TASK GOAL: Say how many lines in the entries contain "MYWIND", giving only the number.
*** Begin section ***
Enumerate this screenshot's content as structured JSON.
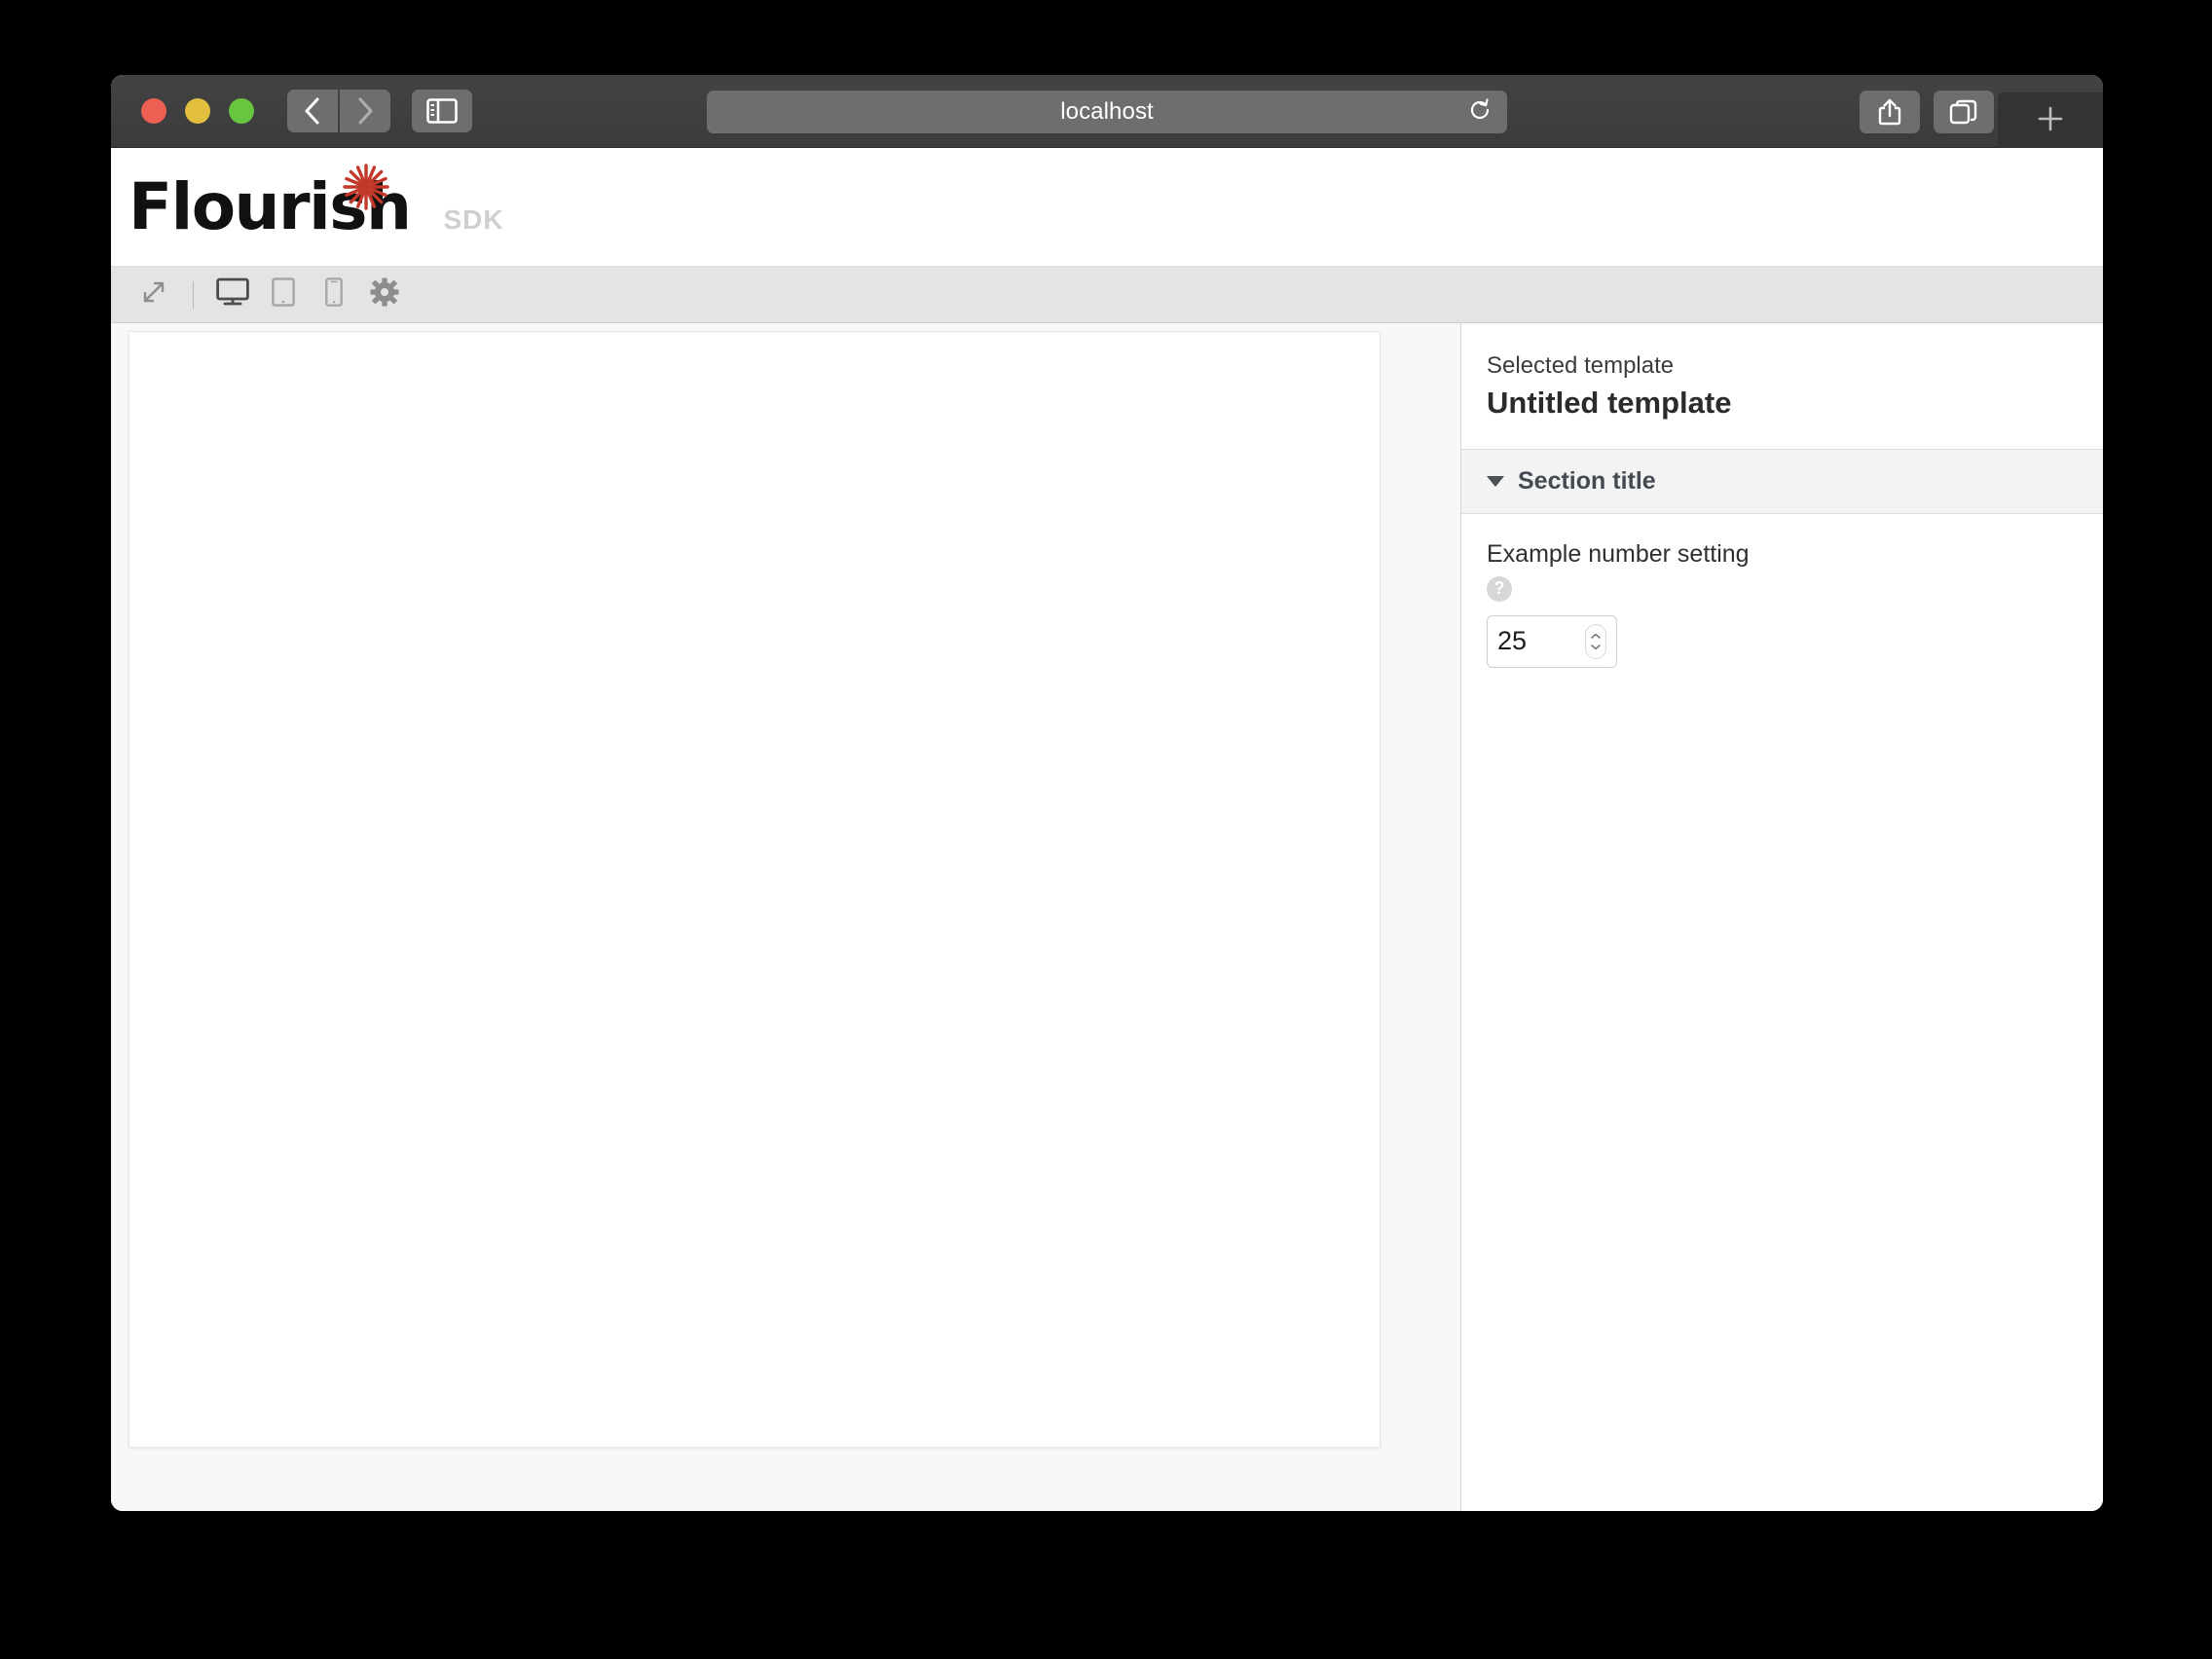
{
  "browser": {
    "address": "localhost",
    "traffic_lights": [
      "close",
      "minimize",
      "maximize"
    ],
    "back_label": "Back",
    "forward_label": "Forward",
    "sidebar_label": "Show sidebar",
    "reload_label": "Reload",
    "share_label": "Share",
    "tabs_label": "Show tab overview",
    "newtab_label": "+"
  },
  "brand": {
    "name": "Flourish",
    "suffix": "SDK"
  },
  "toolbar": {
    "items": [
      {
        "name": "expand",
        "label": "Fullscreen",
        "active": false
      },
      {
        "name": "desktop",
        "label": "Desktop preview",
        "active": true
      },
      {
        "name": "tablet",
        "label": "Tablet preview",
        "active": false
      },
      {
        "name": "mobile",
        "label": "Mobile preview",
        "active": false
      },
      {
        "name": "settings",
        "label": "Settings",
        "active": false
      }
    ]
  },
  "panel": {
    "eyebrow": "Selected template",
    "title": "Untitled template",
    "section": {
      "title": "Section title",
      "expanded": true,
      "settings": [
        {
          "label": "Example number setting",
          "help": "?",
          "type": "number",
          "value": "25"
        }
      ]
    }
  },
  "colors": {
    "accent_red": "#c0392b",
    "chrome": "#3d3d3d",
    "toolstrip": "#e4e4e4",
    "section_bg": "#f3f3f3"
  }
}
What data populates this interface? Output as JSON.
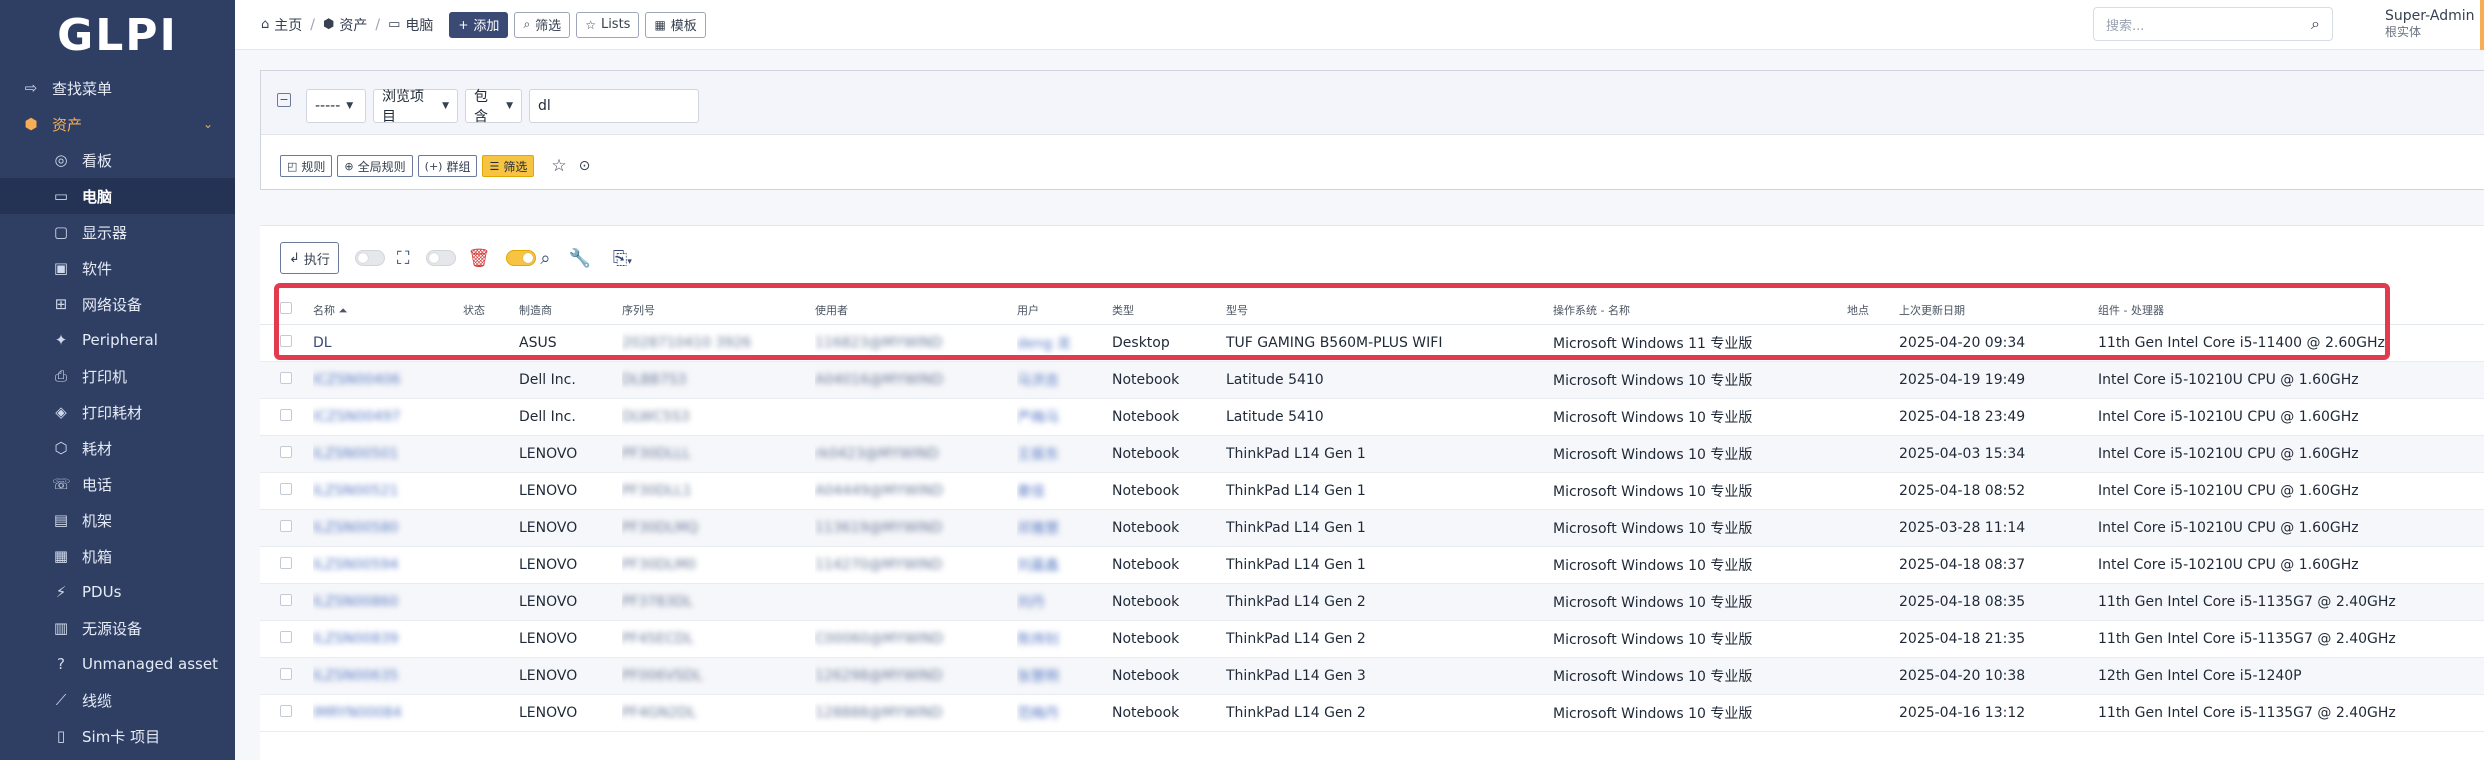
{
  "app": {
    "logo": "GLPI"
  },
  "sidebar": {
    "find_menu": "查找菜单",
    "section": "资产",
    "items": [
      {
        "label": "看板",
        "icon": "gauge-icon",
        "glyph": "◎"
      },
      {
        "label": "电脑",
        "icon": "laptop-icon",
        "glyph": "▭",
        "active": true
      },
      {
        "label": "显示器",
        "icon": "monitor-icon",
        "glyph": "▢"
      },
      {
        "label": "软件",
        "icon": "software-icon",
        "glyph": "▣"
      },
      {
        "label": "网络设备",
        "icon": "network-icon",
        "glyph": "⊞"
      },
      {
        "label": "Peripheral",
        "icon": "peripheral-icon",
        "glyph": "✦"
      },
      {
        "label": "打印机",
        "icon": "printer-icon",
        "glyph": "⎙"
      },
      {
        "label": "打印耗材",
        "icon": "cartridge-icon",
        "glyph": "◈"
      },
      {
        "label": "耗材",
        "icon": "consumable-icon",
        "glyph": "⬡"
      },
      {
        "label": "电话",
        "icon": "phone-icon",
        "glyph": "☏"
      },
      {
        "label": "机架",
        "icon": "rack-icon",
        "glyph": "▤"
      },
      {
        "label": "机箱",
        "icon": "enclosure-icon",
        "glyph": "▦"
      },
      {
        "label": "PDUs",
        "icon": "pdu-icon",
        "glyph": "⚡"
      },
      {
        "label": "无源设备",
        "icon": "passive-device-icon",
        "glyph": "▥"
      },
      {
        "label": "Unmanaged asset",
        "icon": "question-icon",
        "glyph": "?"
      },
      {
        "label": "线缆",
        "icon": "cable-icon",
        "glyph": "⟋"
      },
      {
        "label": "Sim卡 项目",
        "icon": "sim-card-icon",
        "glyph": "▯"
      }
    ]
  },
  "breadcrumb": {
    "home": "主页",
    "assets": "资产",
    "computers": "电脑"
  },
  "toolbar": {
    "add": "添加",
    "filter": "筛选",
    "lists": "Lists",
    "templates": "模板"
  },
  "search": {
    "placeholder": "搜索..."
  },
  "user": {
    "name": "Super-Admin",
    "entity": "根实体"
  },
  "criteria": {
    "link": "-----",
    "field": "浏览项目",
    "operator": "包含",
    "value": "dl",
    "buttons": {
      "rule": "规则",
      "global_rule": "全局规则",
      "group": "群组",
      "filter": "筛选"
    }
  },
  "actions": {
    "execute": "执行"
  },
  "table": {
    "columns": [
      "名称",
      "状态",
      "制造商",
      "序列号",
      "使用者",
      "用户",
      "类型",
      "型号",
      "操作系统 - 名称",
      "地点",
      "上次更新日期",
      "组件 - 处理器"
    ],
    "rows": [
      {
        "name": "DL",
        "manufacturer": "ASUS",
        "serial": "2028710410 3926",
        "using": "116823@MYWIND",
        "user": "deng 龙",
        "type": "Desktop",
        "model": "TUF GAMING B560M-PLUS WIFI",
        "os": "Microsoft Windows 11 专业版",
        "updated": "2025-04-20 09:34",
        "cpu": "11th Gen Intel Core i5-11400 @ 2.60GHz"
      },
      {
        "name": "ICZSN00406",
        "manufacturer": "Dell Inc.",
        "serial": "DLBB7S3",
        "using": "A04016@MYWIND",
        "user": "马洪吉",
        "type": "Notebook",
        "model": "Latitude 5410",
        "os": "Microsoft Windows 10 专业版",
        "updated": "2025-04-19 19:49",
        "cpu": "Intel Core i5-10210U CPU @ 1.60GHz"
      },
      {
        "name": "ICZSN00497",
        "manufacturer": "Dell Inc.",
        "serial": "DLWC5S3",
        "using": "",
        "user": "严梅马",
        "type": "Notebook",
        "model": "Latitude 5410",
        "os": "Microsoft Windows 10 专业版",
        "updated": "2025-04-18 23:49",
        "cpu": "Intel Core i5-10210U CPU @ 1.60GHz"
      },
      {
        "name": "ILZSN00501",
        "manufacturer": "LENOVO",
        "serial": "PF30DLLL",
        "using": "rk0423@MYWIND",
        "user": "王振东",
        "type": "Notebook",
        "model": "ThinkPad L14 Gen 1",
        "os": "Microsoft Windows 10 专业版",
        "updated": "2025-04-03 15:34",
        "cpu": "Intel Core i5-10210U CPU @ 1.60GHz"
      },
      {
        "name": "ILZSN00521",
        "manufacturer": "LENOVO",
        "serial": "PF30DLL1",
        "using": "A04449@MYWIND",
        "user": "娄佳",
        "type": "Notebook",
        "model": "ThinkPad L14 Gen 1",
        "os": "Microsoft Windows 10 专业版",
        "updated": "2025-04-18 08:52",
        "cpu": "Intel Core i5-10210U CPU @ 1.60GHz"
      },
      {
        "name": "ILZSN00580",
        "manufacturer": "LENOVO",
        "serial": "PF30DLMQ",
        "using": "113619@MYWIND",
        "user": "邓雅慧",
        "type": "Notebook",
        "model": "ThinkPad L14 Gen 1",
        "os": "Microsoft Windows 10 专业版",
        "updated": "2025-03-28 11:14",
        "cpu": "Intel Core i5-10210U CPU @ 1.60GHz"
      },
      {
        "name": "ILZSN00594",
        "manufacturer": "LENOVO",
        "serial": "PF30DLM0",
        "using": "114270@MYWIND",
        "user": "刘嘉鑫",
        "type": "Notebook",
        "model": "ThinkPad L14 Gen 1",
        "os": "Microsoft Windows 10 专业版",
        "updated": "2025-04-18 08:37",
        "cpu": "Intel Core i5-10210U CPU @ 1.60GHz"
      },
      {
        "name": "ILZSN00860",
        "manufacturer": "LENOVO",
        "serial": "PF3783DL",
        "using": "",
        "user": "刘丹",
        "type": "Notebook",
        "model": "ThinkPad L14 Gen 2",
        "os": "Microsoft Windows 10 专业版",
        "updated": "2025-04-18 08:35",
        "cpu": "11th Gen Intel Core i5-1135G7 @ 2.40GHz"
      },
      {
        "name": "ILZSN00839",
        "manufacturer": "LENOVO",
        "serial": "PF45ECDL",
        "using": "C00060@MYWIND",
        "user": "陈炜钊",
        "type": "Notebook",
        "model": "ThinkPad L14 Gen 2",
        "os": "Microsoft Windows 10 专业版",
        "updated": "2025-04-18 21:35",
        "cpu": "11th Gen Intel Core i5-1135G7 @ 2.40GHz"
      },
      {
        "name": "ILZSN00635",
        "manufacturer": "LENOVO",
        "serial": "PF006VSDL",
        "using": "126298@MYWIND",
        "user": "张慧明",
        "type": "Notebook",
        "model": "ThinkPad L14 Gen 3",
        "os": "Microsoft Windows 10 专业版",
        "updated": "2025-04-20 10:38",
        "cpu": "12th Gen Intel Core i5-1240P"
      },
      {
        "name": "IMRYN00084",
        "manufacturer": "LENOVO",
        "serial": "PF4GN2DL",
        "using": "128888@MYWIND",
        "user": "范梅丹",
        "type": "Notebook",
        "model": "ThinkPad L14 Gen 2",
        "os": "Microsoft Windows 10 专业版",
        "updated": "2025-04-16 13:12",
        "cpu": "11th Gen Intel Core i5-1135G7 @ 2.40GHz"
      }
    ]
  },
  "colors": {
    "sidebar": "#2f3f64",
    "accent": "#f6ad55",
    "primary": "#3a4a75",
    "highlight": "#e23a4f"
  }
}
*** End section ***
EXERCISE RESULT: 9